The health benefits of physical activity go without saying, and research continues to show that even small amounts can help. For African-American children, the impact is even more pronounced, according to researchers at Furman University, in Greenville, SC who found that exercise can also help sharpen a child's cognitive ability.
In their study, published in the Journal Of Physical Activity & Health last month, elementary and middle school children who participated in 45 minutes of daily physical education were shown to have significantly greater improvements on cognitive tests than children who did not participate. The kids who exercised more also outperformed their peers on fitness and body composition tests.
A similar study from Mathematica Policy Research and the John W. Gardner Center for Youth and Their Communities at Stanford University, found that students who engaged in recess programs called Playworks were not only less likely to bully their peers but took 27 percent less time to transition from recess to classroom learning than those who didn't participate. In addition, just last week, researchers from The University of Tennessee College of Medicine at Chattanooga and some 16 countries around the world reported more than 5.3 million deaths might be avoided each year if all inactive people began exercising.
But although the case for physical activity is mounting, not everyone is following through. A recent study of American physical education policy revealed that just six states are holding firm to the National Association of Sport and Physical Education’s recommended two and a half hours per week of phys ed in elementary school, HuffPost Parents reports.
What activities can you do as a family to stay fit?
Related on HuffPost:
More:Benefits Of Physical Education Physical Education And Learning Phys-ed-in-schools Physical Education And Cognitive Ability Phys-ed
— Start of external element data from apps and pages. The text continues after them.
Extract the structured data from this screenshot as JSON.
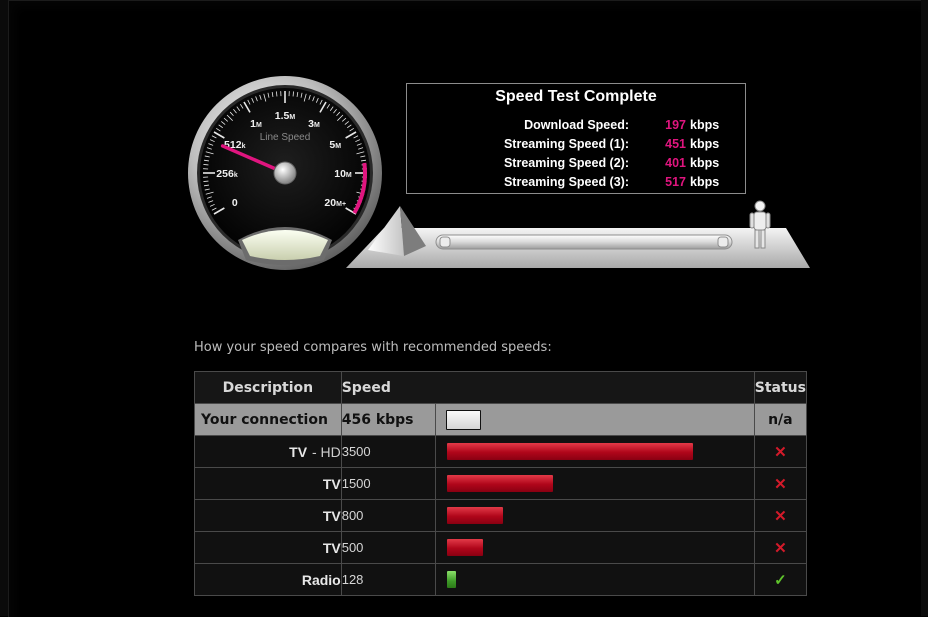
{
  "gauge": {
    "center_label": "Line Speed",
    "scale": [
      {
        "text": "0",
        "unit": ""
      },
      {
        "text": "256",
        "unit": "k"
      },
      {
        "text": "512",
        "unit": "k"
      },
      {
        "text": "1",
        "unit": "M"
      },
      {
        "text": "1.5",
        "unit": "M"
      },
      {
        "text": "3",
        "unit": "M"
      },
      {
        "text": "5",
        "unit": "M"
      },
      {
        "text": "10",
        "unit": "M"
      },
      {
        "text": "20",
        "unit": "M+"
      }
    ],
    "needle_value_kbps": 456,
    "accent_color": "#e0157f"
  },
  "results": {
    "title": "Speed Test Complete",
    "rows": [
      {
        "label": "Download Speed:",
        "value": "197",
        "unit": "kbps"
      },
      {
        "label": "Streaming Speed (1):",
        "value": "451",
        "unit": "kbps"
      },
      {
        "label": "Streaming Speed (2):",
        "value": "401",
        "unit": "kbps"
      },
      {
        "label": "Streaming Speed (3):",
        "value": "517",
        "unit": "kbps"
      }
    ]
  },
  "comparison": {
    "caption": "How your speed compares with recommended speeds:",
    "headers": {
      "description": "Description",
      "speed": "Speed",
      "status": "Status"
    },
    "your_connection": {
      "label": "Your connection",
      "speed": "456 kbps",
      "status": "n/a"
    },
    "rows": [
      {
        "label": "TV",
        "sub": "- HD",
        "speed": "3500",
        "bar_fraction": 0.79,
        "status": "fail"
      },
      {
        "label": "TV",
        "sub": "",
        "speed": "1500",
        "bar_fraction": 0.34,
        "status": "fail"
      },
      {
        "label": "TV",
        "sub": "",
        "speed": "800",
        "bar_fraction": 0.18,
        "status": "fail"
      },
      {
        "label": "TV",
        "sub": "",
        "speed": "500",
        "bar_fraction": 0.115,
        "status": "fail"
      },
      {
        "label": "Radio",
        "sub": "",
        "speed": "128",
        "bar_fraction": 0.03,
        "status": "pass"
      }
    ],
    "your_bar_fraction": 0.105,
    "status_icons": {
      "fail": "✕",
      "pass": "✓"
    },
    "colors": {
      "fail": "#d41a2a",
      "pass": "#5fc42c"
    }
  }
}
How will Donald Trump’s first 100 days impact YOU? Subscribe, choose the community that you most identify with or want to learn more about and we’ll send you the news that matters most once a week throughout Trump’s first 100 days in office. Learn more